#### WHAT TO DO
Apart from the pictures, everything in the lines below must be printed exactly.

START EXCERPTED RECORDS

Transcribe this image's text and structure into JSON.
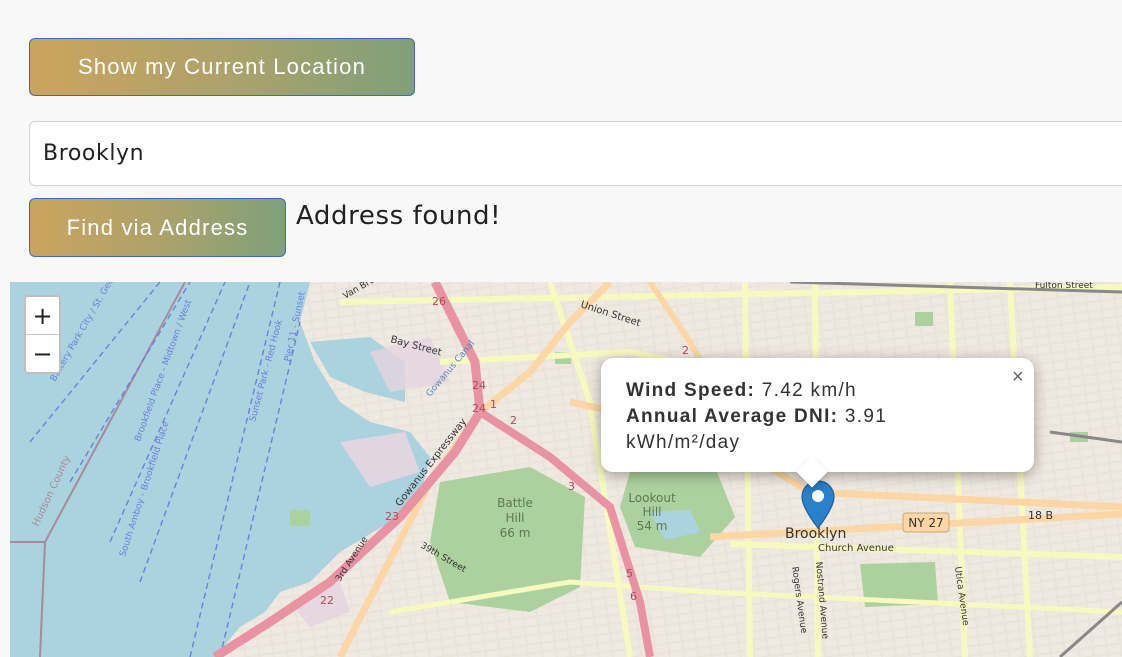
{
  "buttons": {
    "current_location": "Show my Current Location",
    "find_address": "Find via Address"
  },
  "address_input": {
    "value": "Brooklyn"
  },
  "status_text": "Address found!",
  "zoom": {
    "in": "+",
    "out": "−"
  },
  "popup": {
    "wind_label": "Wind Speed:",
    "wind_value": "7.42 km/h",
    "dni_label": "Annual Average DNI:",
    "dni_value": "3.91",
    "dni_unit": "kWh/m²/day",
    "close": "×"
  },
  "map_labels": {
    "battle_hill": [
      "Battle",
      "Hill",
      "66 m"
    ],
    "lookout_hill": [
      "Lookout",
      "Hill",
      "54 m"
    ],
    "brooklyn": "Brooklyn",
    "ny27": "NY 27",
    "church_ave": "Church Avenue",
    "union_street": "Union Street",
    "bay_street": "Bay Street",
    "fulton_street": "Fulton Street",
    "hudson_county": "Hudson County",
    "expressway": "Gowanus Expressway",
    "third_ave": "3rd Avenue",
    "thirty_ninth": "39th Street",
    "rogers": "Rogers Avenue",
    "nostrand": "Nostrand Avenue",
    "utica": "Utica Avenue",
    "van_brunt": "Van Brunt",
    "gowanus_canal": "Gowanus Canal",
    "ferry1": "Battery Park City / St. George Route",
    "ferry2": "Brookfield Place - Midtown / West",
    "ferry3": "South Amboy - Brookfield Place",
    "ferry4": "Sunset Park - Red Hook",
    "pier11": "Pier 11 - Sunset",
    "exit_24": "24",
    "exit_23": "23",
    "exit_22": "22",
    "exit_26": "26",
    "exit_3": "3",
    "exit_2": "2",
    "exit_5": "5",
    "exit_6": "6",
    "exit_1": "1",
    "eighteen_b": "18 B",
    "two_b": "2"
  },
  "colors": {
    "water": "#aad3df",
    "park": "#add19e",
    "highway": "#e892a2",
    "primary": "#fcd6a4",
    "secondary": "#f7fabf",
    "marker": "#2a81cb"
  }
}
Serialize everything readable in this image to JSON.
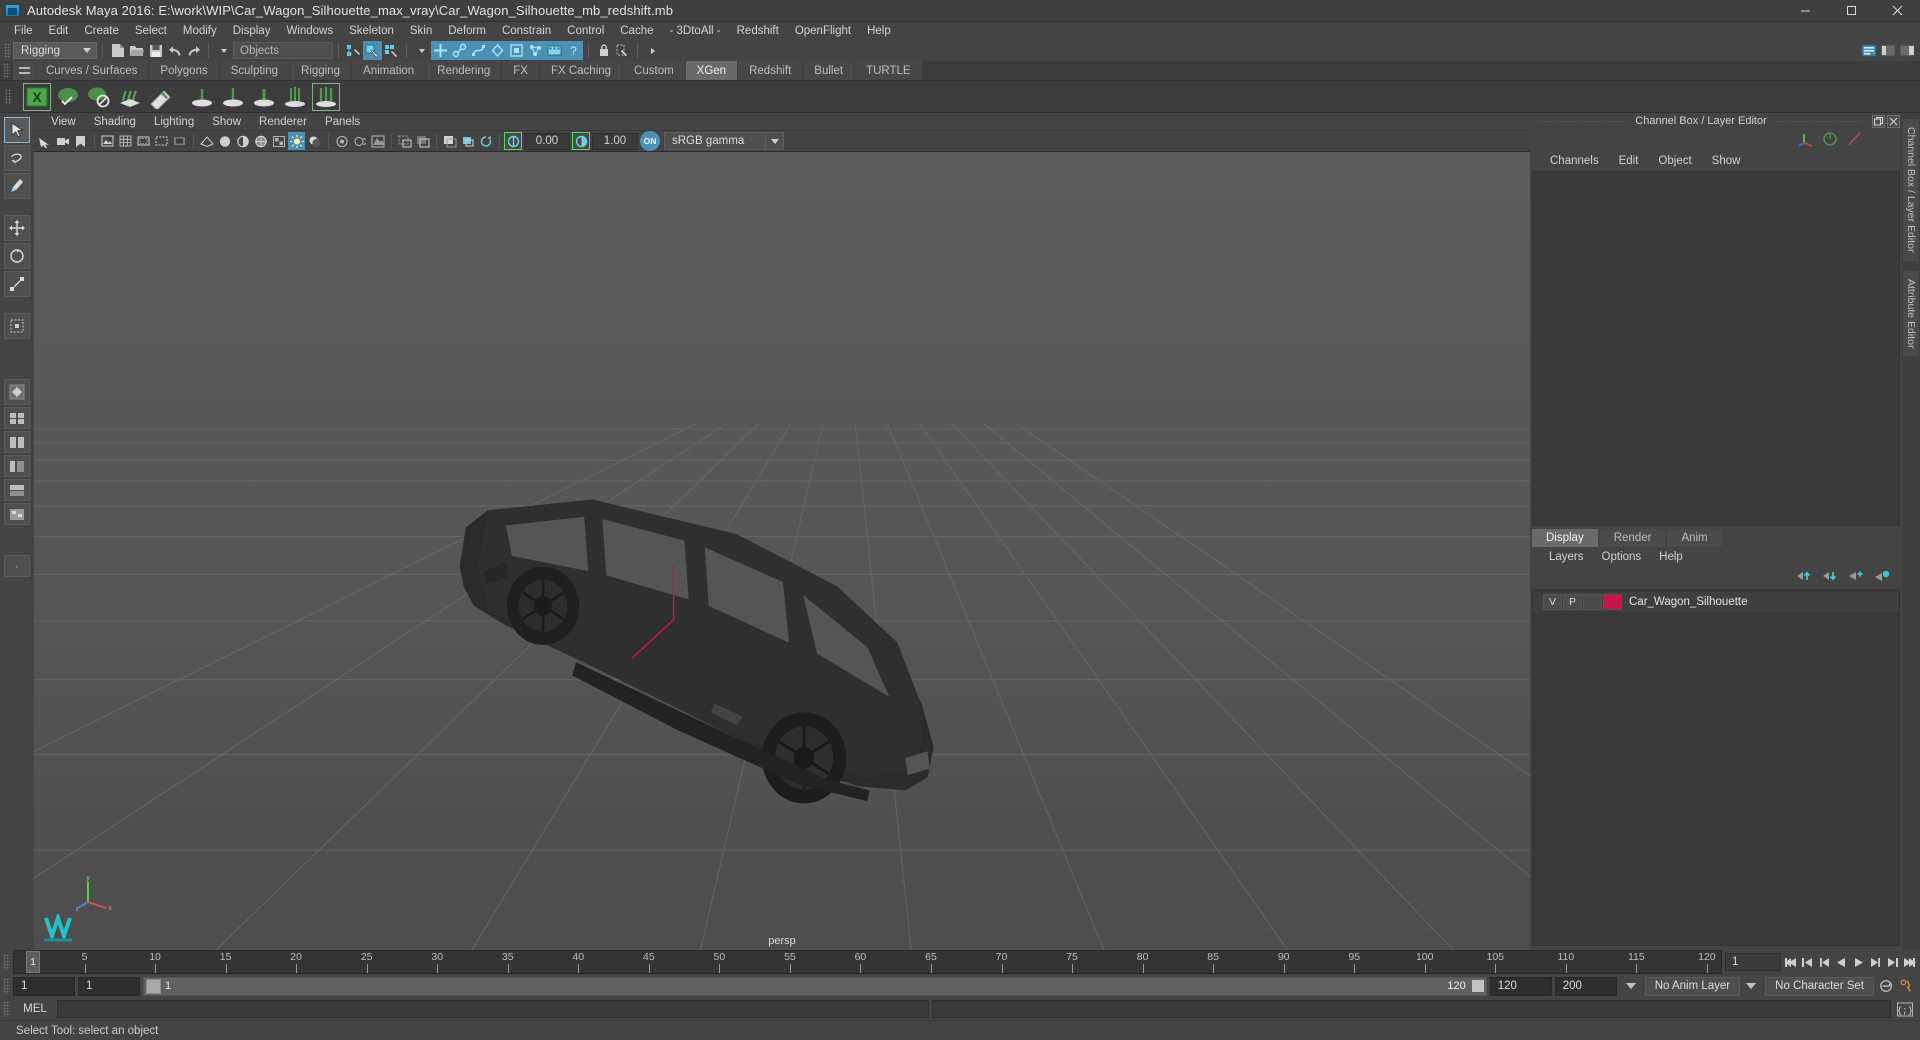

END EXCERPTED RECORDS

#### REPLY
Transcribe this image's text and structure into JSON.
{
  "buttons": {
    "current_location": "Show my Current Location",
    "find_address": "Find via Address"
  },
  "address_input": {
    "value": "Brooklyn"
  },
  "status_text": "Address found!",
  "zoom": {
    "in": "+",
    "out": "−"
  },
  "popup": {
    "wind_label": "Wind Speed:",
    "wind_value": "7.42 km/h",
    "dni_label": "Annual Average DNI:",
    "dni_value": "3.91",
    "dni_unit": "kWh/m²/day",
    "close": "×"
  },
  "map_labels": {
    "battle_hill": [
      "Battle",
      "Hill",
      "66 m"
    ],
    "lookout_hill": [
      "Lookout",
      "Hill",
      "54 m"
    ],
    "brooklyn": "Brooklyn",
    "ny27": "NY 27",
    "church_ave": "Church Avenue",
    "union_street": "Union Street",
    "bay_street": "Bay Street",
    "fulton_street": "Fulton Street",
    "hudson_county": "Hudson County",
    "expressway": "Gowanus Expressway",
    "third_ave": "3rd Avenue",
    "thirty_ninth": "39th Street",
    "rogers": "Rogers Avenue",
    "nostrand": "Nostrand Avenue",
    "utica": "Utica Avenue",
    "van_brunt": "Van Brunt",
    "gowanus_canal": "Gowanus Canal",
    "ferry1": "Battery Park City / St. George Route",
    "ferry2": "Brookfield Place - Midtown / West",
    "ferry3": "South Amboy - Brookfield Place",
    "ferry4": "Sunset Park - Red Hook",
    "pier11": "Pier 11 - Sunset",
    "exit_24": "24",
    "exit_23": "23",
    "exit_22": "22",
    "exit_26": "26",
    "exit_3": "3",
    "exit_2": "2",
    "exit_5": "5",
    "exit_6": "6",
    "exit_1": "1",
    "eighteen_b": "18 B",
    "two_b": "2"
  },
  "colors": {
    "water": "#aad3df",
    "park": "#add19e",
    "highway": "#e892a2",
    "primary": "#fcd6a4",
    "secondary": "#f7fabf",
    "marker": "#2a81cb"
  }
}
Serialize everything readable in this image to JSON.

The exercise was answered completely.